Task goal: The reply should contain every entry exactly as given, with no pictures in it.

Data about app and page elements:
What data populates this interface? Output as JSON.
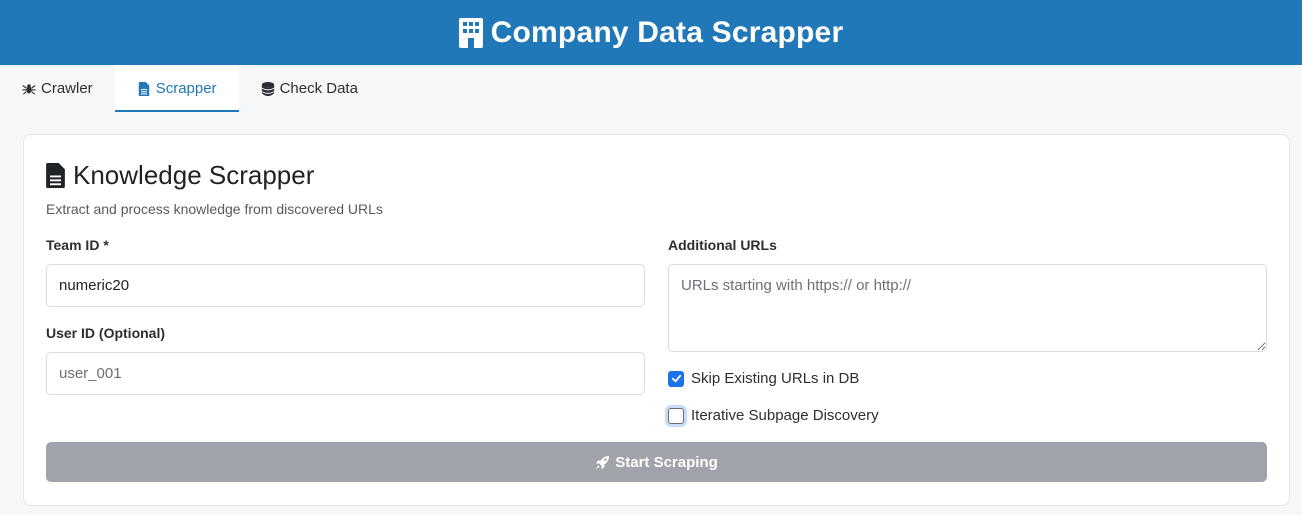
{
  "header": {
    "title": "Company Data Scrapper",
    "icon": "building-icon"
  },
  "tabs": [
    {
      "label": "Crawler",
      "icon": "spider-icon",
      "active": false
    },
    {
      "label": "Scrapper",
      "icon": "file-icon",
      "active": true
    },
    {
      "label": "Check Data",
      "icon": "database-icon",
      "active": false
    }
  ],
  "card": {
    "title": "Knowledge Scrapper",
    "subtitle": "Extract and process knowledge from discovered URLs"
  },
  "form": {
    "team_id": {
      "label": "Team ID *",
      "value": "numeric20"
    },
    "user_id": {
      "label": "User ID (Optional)",
      "placeholder": "user_001"
    },
    "additional_urls": {
      "label": "Additional URLs",
      "placeholder": "URLs starting with https:// or http://"
    },
    "skip_existing": {
      "label": "Skip Existing URLs in DB",
      "checked": true
    },
    "iterative_discovery": {
      "label": "Iterative Subpage Discovery",
      "checked": false
    },
    "submit": {
      "label": "Start Scraping",
      "icon": "rocket-icon"
    }
  },
  "colors": {
    "brand": "#2078b8",
    "checkbox": "#1a73e8",
    "button_disabled": "#a0a3a9"
  }
}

Response to this exercise:
What data populates this interface? Output as JSON.
{
  "header": {
    "title": "Company Data Scrapper",
    "icon": "building-icon"
  },
  "tabs": [
    {
      "label": "Crawler",
      "icon": "spider-icon",
      "active": false
    },
    {
      "label": "Scrapper",
      "icon": "file-icon",
      "active": true
    },
    {
      "label": "Check Data",
      "icon": "database-icon",
      "active": false
    }
  ],
  "card": {
    "title": "Knowledge Scrapper",
    "subtitle": "Extract and process knowledge from discovered URLs"
  },
  "form": {
    "team_id": {
      "label": "Team ID *",
      "value": "numeric20"
    },
    "user_id": {
      "label": "User ID (Optional)",
      "placeholder": "user_001"
    },
    "additional_urls": {
      "label": "Additional URLs",
      "placeholder": "URLs starting with https:// or http://"
    },
    "skip_existing": {
      "label": "Skip Existing URLs in DB",
      "checked": true
    },
    "iterative_discovery": {
      "label": "Iterative Subpage Discovery",
      "checked": false
    },
    "submit": {
      "label": "Start Scraping",
      "icon": "rocket-icon"
    }
  },
  "colors": {
    "brand": "#2078b8",
    "checkbox": "#1a73e8",
    "button_disabled": "#a0a3a9"
  }
}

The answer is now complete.